[Items from an interface collection]
* * * * * * * * *
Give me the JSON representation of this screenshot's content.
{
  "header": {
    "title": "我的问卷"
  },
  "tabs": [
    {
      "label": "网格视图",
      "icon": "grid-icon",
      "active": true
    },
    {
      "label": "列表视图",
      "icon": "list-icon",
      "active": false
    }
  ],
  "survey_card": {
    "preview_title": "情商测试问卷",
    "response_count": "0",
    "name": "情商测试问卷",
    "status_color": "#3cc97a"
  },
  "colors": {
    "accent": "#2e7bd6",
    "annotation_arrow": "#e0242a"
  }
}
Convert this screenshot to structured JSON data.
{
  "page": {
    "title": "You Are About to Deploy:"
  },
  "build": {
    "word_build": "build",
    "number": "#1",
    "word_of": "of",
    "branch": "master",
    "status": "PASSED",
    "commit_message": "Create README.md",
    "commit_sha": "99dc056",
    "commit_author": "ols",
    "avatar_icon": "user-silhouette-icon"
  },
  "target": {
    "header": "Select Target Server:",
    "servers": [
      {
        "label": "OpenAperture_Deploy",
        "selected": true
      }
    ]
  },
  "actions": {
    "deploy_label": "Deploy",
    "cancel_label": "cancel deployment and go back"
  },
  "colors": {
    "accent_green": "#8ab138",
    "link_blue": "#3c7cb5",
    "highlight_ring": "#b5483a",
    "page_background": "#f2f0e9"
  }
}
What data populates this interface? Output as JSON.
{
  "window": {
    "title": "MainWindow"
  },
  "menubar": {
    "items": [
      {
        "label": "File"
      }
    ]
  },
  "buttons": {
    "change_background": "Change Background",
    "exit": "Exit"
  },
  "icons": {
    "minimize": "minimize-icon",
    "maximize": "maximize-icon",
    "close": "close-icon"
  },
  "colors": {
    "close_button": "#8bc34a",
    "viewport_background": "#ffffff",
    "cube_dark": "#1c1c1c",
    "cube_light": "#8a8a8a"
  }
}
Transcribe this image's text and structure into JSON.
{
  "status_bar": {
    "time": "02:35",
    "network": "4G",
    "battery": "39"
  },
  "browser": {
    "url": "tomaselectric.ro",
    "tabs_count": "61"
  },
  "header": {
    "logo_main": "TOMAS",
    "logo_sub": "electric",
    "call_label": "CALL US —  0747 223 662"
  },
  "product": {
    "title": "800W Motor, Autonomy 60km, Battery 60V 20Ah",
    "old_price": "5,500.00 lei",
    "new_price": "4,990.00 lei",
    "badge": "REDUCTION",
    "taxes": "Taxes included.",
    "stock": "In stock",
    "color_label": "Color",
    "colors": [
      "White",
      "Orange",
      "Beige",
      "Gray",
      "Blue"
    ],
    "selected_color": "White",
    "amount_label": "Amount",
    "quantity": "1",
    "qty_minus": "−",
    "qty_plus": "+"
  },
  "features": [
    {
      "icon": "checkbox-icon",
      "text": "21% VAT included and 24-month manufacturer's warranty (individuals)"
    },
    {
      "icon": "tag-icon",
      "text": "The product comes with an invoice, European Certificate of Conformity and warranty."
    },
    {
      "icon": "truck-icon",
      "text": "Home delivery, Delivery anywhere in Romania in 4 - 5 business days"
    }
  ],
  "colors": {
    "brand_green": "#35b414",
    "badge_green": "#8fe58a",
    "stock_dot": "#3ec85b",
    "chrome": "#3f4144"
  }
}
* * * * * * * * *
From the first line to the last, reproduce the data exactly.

Give me the JSON representation of this screenshot's content.
{
  "header": {
    "title": "我的问卷"
  },
  "tabs": [
    {
      "label": "网格视图",
      "icon": "grid-icon",
      "active": true
    },
    {
      "label": "列表视图",
      "icon": "list-icon",
      "active": false
    }
  ],
  "survey_card": {
    "preview_title": "情商测试问卷",
    "response_count": "0",
    "name": "情商测试问卷",
    "status_color": "#3cc97a"
  },
  "colors": {
    "accent": "#2e7bd6",
    "annotation_arrow": "#e0242a"
  }
}
Convert this screenshot to structured JSON data.
{
  "page": {
    "title": "You Are About to Deploy:"
  },
  "build": {
    "word_build": "build",
    "number": "#1",
    "word_of": "of",
    "branch": "master",
    "status": "PASSED",
    "commit_message": "Create README.md",
    "commit_sha": "99dc056",
    "commit_author": "ols",
    "avatar_icon": "user-silhouette-icon"
  },
  "target": {
    "header": "Select Target Server:",
    "servers": [
      {
        "label": "OpenAperture_Deploy",
        "selected": true
      }
    ]
  },
  "actions": {
    "deploy_label": "Deploy",
    "cancel_label": "cancel deployment and go back"
  },
  "colors": {
    "accent_green": "#8ab138",
    "link_blue": "#3c7cb5",
    "highlight_ring": "#b5483a",
    "page_background": "#f2f0e9"
  }
}
What data populates this interface? Output as JSON.
{
  "window": {
    "title": "MainWindow"
  },
  "menubar": {
    "items": [
      {
        "label": "File"
      }
    ]
  },
  "buttons": {
    "change_background": "Change Background",
    "exit": "Exit"
  },
  "icons": {
    "minimize": "minimize-icon",
    "maximize": "maximize-icon",
    "close": "close-icon"
  },
  "colors": {
    "close_button": "#8bc34a",
    "viewport_background": "#ffffff",
    "cube_dark": "#1c1c1c",
    "cube_light": "#8a8a8a"
  }
}
Transcribe this image's text and structure into JSON.
{
  "status_bar": {
    "time": "02:35",
    "network": "4G",
    "battery": "39"
  },
  "browser": {
    "url": "tomaselectric.ro",
    "tabs_count": "61"
  },
  "header": {
    "logo_main": "TOMAS",
    "logo_sub": "electric",
    "call_label": "CALL US —  0747 223 662"
  },
  "product": {
    "title": "800W Motor, Autonomy 60km, Battery 60V 20Ah",
    "old_price": "5,500.00 lei",
    "new_price": "4,990.00 lei",
    "badge": "REDUCTION",
    "taxes": "Taxes included.",
    "stock": "In stock",
    "color_label": "Color",
    "colors": [
      "White",
      "Orange",
      "Beige",
      "Gray",
      "Blue"
    ],
    "selected_color": "White",
    "amount_label": "Amount",
    "quantity": "1",
    "qty_minus": "−",
    "qty_plus": "+"
  },
  "features": [
    {
      "icon": "checkbox-icon",
      "text": "21% VAT included and 24-month manufacturer's warranty (individuals)"
    },
    {
      "icon": "tag-icon",
      "text": "The product comes with an invoice, European Certificate of Conformity and warranty."
    },
    {
      "icon": "truck-icon",
      "text": "Home delivery, Delivery anywhere in Romania in 4 - 5 business days"
    }
  ],
  "colors": {
    "brand_green": "#35b414",
    "badge_green": "#8fe58a",
    "stock_dot": "#3ec85b",
    "chrome": "#3f4144"
  }
}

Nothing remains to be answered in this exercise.